## Task details
From the entries, copy each line that includes "With".

Extracted data entries:
* * *

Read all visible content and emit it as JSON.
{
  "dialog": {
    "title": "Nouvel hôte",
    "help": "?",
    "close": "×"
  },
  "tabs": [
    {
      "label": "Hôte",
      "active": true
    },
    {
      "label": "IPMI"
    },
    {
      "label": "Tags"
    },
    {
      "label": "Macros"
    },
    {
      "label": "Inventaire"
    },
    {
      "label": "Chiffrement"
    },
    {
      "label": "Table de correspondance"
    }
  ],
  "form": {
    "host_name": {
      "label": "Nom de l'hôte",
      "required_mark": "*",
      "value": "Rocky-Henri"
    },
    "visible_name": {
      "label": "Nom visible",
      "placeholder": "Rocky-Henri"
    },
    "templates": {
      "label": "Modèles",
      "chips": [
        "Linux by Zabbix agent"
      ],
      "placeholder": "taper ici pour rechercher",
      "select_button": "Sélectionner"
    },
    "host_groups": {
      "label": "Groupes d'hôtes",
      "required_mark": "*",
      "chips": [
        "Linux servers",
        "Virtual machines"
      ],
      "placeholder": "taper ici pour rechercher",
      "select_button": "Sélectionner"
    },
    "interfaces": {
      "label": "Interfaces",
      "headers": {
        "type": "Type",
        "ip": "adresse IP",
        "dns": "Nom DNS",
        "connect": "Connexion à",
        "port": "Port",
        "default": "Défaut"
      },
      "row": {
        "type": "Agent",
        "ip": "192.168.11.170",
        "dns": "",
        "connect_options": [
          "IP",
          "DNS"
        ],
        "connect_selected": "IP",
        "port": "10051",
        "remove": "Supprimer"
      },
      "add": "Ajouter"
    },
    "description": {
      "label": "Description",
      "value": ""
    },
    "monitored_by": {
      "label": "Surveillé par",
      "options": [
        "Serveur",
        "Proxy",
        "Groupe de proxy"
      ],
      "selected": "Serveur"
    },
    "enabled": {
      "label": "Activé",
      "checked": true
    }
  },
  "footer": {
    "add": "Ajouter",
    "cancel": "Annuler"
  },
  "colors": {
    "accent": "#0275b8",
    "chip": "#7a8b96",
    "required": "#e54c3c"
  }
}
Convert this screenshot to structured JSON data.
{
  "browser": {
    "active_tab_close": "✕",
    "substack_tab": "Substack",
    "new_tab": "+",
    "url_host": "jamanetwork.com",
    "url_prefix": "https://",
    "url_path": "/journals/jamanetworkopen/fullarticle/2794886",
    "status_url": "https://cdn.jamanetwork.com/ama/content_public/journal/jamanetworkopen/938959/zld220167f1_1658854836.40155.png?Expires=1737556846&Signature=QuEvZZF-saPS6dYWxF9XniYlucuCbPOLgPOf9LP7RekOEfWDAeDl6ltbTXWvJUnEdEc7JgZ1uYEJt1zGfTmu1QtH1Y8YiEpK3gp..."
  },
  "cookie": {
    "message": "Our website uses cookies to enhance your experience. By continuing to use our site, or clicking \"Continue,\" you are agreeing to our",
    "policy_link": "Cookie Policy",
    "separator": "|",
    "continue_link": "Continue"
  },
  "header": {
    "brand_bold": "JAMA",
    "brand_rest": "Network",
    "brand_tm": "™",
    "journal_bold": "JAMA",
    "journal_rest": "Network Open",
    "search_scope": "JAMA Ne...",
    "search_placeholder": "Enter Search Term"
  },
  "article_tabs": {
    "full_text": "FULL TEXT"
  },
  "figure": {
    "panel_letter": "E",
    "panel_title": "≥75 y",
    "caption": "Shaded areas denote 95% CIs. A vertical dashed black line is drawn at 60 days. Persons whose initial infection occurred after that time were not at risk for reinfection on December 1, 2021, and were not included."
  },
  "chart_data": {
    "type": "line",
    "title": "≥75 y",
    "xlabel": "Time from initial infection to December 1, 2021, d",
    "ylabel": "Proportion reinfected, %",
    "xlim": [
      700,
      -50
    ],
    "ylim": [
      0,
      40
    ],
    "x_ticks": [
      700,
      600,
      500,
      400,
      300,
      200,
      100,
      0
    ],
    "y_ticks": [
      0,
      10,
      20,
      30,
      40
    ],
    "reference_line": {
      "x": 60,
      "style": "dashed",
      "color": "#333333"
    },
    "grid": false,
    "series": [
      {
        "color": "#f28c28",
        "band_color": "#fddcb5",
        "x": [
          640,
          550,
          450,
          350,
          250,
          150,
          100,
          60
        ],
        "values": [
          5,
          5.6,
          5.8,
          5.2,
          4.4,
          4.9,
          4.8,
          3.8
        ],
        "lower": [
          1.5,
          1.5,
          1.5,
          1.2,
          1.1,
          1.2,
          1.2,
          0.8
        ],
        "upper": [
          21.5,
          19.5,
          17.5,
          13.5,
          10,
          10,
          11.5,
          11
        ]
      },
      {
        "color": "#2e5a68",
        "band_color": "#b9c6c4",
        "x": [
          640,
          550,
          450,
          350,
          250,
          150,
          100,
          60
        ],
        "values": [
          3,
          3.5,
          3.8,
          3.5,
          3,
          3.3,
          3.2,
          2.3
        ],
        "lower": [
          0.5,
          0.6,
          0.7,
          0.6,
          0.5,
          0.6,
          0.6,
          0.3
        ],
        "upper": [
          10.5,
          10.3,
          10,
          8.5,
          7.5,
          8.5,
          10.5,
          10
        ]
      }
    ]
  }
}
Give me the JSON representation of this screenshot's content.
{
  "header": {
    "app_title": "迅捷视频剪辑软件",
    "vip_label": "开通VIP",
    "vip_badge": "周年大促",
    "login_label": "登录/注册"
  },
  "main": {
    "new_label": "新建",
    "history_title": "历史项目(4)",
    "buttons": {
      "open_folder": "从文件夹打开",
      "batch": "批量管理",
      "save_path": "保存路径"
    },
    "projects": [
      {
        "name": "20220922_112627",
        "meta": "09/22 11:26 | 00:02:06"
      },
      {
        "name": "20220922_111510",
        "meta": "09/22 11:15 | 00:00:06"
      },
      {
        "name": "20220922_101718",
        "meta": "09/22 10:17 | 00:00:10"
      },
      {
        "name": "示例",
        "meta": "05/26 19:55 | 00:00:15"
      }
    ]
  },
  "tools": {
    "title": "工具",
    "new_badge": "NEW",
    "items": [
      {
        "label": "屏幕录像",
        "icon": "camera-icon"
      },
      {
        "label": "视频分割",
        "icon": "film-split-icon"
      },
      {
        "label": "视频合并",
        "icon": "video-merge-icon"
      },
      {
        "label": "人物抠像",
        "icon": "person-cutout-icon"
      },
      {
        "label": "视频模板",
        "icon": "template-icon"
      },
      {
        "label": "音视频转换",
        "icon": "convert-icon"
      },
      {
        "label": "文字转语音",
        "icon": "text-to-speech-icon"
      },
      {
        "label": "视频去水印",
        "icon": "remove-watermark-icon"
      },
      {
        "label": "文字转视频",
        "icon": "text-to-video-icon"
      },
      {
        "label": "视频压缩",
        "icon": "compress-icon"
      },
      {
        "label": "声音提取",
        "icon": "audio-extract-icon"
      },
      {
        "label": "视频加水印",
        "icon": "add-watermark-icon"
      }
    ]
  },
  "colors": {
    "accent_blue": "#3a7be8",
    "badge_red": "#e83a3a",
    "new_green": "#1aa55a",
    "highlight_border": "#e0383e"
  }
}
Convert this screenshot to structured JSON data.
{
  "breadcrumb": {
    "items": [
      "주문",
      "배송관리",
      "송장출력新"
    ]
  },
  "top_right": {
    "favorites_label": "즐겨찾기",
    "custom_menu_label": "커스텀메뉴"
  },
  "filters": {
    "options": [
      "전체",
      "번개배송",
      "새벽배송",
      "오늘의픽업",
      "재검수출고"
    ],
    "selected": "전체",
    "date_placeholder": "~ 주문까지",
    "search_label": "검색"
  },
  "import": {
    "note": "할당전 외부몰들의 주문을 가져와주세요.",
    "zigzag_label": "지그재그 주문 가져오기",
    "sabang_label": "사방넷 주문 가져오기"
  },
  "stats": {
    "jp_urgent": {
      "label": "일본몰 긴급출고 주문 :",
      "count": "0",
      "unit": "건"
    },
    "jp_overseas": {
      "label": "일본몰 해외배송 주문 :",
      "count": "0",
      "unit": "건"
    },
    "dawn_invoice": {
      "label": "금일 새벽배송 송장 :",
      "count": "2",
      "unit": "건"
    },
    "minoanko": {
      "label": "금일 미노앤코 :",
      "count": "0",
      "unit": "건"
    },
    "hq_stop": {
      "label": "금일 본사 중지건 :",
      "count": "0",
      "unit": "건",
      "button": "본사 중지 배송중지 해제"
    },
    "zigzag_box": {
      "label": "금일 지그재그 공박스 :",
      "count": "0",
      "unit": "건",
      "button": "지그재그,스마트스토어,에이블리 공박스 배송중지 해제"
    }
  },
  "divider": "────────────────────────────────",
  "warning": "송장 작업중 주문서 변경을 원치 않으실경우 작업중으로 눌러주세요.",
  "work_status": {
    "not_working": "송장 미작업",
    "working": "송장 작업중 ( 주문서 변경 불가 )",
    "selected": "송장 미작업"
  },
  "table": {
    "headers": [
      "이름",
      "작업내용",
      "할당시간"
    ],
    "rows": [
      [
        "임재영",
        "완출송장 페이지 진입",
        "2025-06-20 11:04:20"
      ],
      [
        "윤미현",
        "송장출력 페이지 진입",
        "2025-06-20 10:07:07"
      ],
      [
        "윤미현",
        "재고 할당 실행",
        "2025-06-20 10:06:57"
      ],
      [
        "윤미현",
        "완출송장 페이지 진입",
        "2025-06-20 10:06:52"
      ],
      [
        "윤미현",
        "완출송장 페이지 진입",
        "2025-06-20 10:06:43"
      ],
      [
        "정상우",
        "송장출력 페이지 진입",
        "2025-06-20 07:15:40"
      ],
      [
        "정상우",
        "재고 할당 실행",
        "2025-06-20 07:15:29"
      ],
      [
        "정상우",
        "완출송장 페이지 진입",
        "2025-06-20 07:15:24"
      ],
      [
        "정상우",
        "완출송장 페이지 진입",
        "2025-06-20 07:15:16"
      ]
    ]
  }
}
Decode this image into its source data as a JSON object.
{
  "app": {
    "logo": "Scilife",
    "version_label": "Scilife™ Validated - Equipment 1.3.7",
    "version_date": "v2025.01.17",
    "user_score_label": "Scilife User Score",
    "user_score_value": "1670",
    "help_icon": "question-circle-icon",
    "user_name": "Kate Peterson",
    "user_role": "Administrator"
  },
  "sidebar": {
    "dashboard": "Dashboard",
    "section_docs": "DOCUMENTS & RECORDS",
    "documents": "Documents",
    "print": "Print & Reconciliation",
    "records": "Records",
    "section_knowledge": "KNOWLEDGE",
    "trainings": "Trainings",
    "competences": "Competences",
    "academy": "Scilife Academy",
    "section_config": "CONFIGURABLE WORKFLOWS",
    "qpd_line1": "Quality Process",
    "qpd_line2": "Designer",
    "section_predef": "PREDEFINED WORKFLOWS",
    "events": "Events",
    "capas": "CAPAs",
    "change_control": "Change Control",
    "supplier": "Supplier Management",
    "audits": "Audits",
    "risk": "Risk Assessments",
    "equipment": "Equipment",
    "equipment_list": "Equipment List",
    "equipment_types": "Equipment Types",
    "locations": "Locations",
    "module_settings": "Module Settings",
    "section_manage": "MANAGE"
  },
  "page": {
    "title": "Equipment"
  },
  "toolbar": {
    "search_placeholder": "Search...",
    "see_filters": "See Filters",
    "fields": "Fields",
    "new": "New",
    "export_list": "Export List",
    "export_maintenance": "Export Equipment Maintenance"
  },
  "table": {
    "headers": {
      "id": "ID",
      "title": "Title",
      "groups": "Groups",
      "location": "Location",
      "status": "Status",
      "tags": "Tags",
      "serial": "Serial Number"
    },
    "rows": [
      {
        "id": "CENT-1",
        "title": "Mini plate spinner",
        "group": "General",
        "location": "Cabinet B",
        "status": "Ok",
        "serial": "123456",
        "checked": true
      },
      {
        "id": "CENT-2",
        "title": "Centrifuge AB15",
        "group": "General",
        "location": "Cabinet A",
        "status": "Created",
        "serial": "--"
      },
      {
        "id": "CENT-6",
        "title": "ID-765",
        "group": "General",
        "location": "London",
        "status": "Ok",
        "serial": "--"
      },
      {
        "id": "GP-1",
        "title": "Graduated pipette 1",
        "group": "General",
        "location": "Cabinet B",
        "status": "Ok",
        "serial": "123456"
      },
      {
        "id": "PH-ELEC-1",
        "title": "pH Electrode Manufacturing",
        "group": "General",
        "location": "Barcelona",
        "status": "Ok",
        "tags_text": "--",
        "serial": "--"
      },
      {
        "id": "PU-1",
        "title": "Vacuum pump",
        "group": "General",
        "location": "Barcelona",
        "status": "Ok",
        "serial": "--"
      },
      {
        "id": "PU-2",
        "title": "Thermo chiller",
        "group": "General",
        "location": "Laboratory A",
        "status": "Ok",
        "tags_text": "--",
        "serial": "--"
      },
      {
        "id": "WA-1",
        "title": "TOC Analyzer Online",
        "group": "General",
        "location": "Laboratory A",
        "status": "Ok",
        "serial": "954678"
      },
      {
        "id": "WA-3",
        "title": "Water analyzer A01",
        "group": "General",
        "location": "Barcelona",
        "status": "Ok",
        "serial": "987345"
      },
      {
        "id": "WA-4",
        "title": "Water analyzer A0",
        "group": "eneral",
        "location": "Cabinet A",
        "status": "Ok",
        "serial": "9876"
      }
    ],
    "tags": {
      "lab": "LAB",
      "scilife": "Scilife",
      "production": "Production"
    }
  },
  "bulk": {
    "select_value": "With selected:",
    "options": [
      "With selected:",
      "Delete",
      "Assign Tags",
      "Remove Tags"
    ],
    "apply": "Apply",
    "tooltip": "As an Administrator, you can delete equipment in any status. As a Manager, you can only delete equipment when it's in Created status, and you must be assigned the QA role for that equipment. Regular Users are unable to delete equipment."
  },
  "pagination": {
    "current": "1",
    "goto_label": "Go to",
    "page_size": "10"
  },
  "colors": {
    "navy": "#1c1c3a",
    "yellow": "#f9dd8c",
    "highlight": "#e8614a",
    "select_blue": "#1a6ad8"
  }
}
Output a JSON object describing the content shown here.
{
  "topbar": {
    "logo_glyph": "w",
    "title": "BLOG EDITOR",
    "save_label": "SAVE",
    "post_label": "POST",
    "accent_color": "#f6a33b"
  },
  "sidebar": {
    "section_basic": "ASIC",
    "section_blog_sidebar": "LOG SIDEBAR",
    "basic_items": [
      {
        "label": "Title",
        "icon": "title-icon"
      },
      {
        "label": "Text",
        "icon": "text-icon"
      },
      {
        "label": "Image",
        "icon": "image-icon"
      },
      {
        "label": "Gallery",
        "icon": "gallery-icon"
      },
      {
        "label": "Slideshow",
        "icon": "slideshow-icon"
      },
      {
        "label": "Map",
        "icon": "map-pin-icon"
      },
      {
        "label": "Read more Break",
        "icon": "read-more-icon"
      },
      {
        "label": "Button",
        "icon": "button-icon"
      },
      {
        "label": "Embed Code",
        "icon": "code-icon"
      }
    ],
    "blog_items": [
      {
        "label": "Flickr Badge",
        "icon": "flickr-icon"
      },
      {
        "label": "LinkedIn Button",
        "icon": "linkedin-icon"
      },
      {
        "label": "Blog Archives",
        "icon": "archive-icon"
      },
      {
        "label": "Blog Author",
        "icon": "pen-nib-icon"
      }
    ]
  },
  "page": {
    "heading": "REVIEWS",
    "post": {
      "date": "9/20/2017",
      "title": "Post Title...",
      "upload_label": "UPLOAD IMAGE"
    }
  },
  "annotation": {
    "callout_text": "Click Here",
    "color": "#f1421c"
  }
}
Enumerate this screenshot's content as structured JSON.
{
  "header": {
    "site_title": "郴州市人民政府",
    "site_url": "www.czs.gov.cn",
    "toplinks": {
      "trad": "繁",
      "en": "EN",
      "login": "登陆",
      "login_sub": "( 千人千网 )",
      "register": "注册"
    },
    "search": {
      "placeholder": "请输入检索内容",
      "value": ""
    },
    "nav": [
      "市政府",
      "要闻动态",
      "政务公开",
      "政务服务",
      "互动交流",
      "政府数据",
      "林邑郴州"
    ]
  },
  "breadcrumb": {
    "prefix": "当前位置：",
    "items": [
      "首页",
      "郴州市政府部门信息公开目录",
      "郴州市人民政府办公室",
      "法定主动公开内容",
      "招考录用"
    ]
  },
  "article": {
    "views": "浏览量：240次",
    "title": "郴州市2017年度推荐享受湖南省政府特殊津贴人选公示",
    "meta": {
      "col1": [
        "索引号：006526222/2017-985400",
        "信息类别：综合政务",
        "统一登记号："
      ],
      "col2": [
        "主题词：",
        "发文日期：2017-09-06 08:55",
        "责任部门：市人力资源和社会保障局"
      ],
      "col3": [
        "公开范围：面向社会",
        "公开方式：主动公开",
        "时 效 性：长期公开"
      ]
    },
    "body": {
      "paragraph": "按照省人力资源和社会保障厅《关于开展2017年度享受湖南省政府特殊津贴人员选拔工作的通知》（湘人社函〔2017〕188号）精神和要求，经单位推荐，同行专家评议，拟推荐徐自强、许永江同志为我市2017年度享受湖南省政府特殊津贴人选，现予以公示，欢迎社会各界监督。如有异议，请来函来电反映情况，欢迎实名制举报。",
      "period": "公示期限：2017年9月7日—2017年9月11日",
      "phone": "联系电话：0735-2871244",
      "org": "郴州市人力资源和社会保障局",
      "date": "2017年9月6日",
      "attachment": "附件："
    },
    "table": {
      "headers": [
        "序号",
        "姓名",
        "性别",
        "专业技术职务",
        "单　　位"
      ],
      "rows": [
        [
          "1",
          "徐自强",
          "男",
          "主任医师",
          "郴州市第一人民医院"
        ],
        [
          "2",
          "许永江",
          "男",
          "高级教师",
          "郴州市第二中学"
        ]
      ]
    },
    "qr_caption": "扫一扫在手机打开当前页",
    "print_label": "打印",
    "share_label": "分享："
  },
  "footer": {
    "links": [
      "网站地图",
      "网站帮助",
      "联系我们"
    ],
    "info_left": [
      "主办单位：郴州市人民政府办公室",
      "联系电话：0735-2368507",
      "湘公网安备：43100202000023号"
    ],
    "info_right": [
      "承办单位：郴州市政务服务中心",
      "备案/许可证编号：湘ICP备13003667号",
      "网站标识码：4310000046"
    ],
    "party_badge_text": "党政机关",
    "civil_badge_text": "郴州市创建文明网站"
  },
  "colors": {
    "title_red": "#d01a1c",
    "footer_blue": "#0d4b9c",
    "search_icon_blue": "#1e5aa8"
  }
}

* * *

## Result for this exercise
    "select_value": "With selected:",
      "With selected:",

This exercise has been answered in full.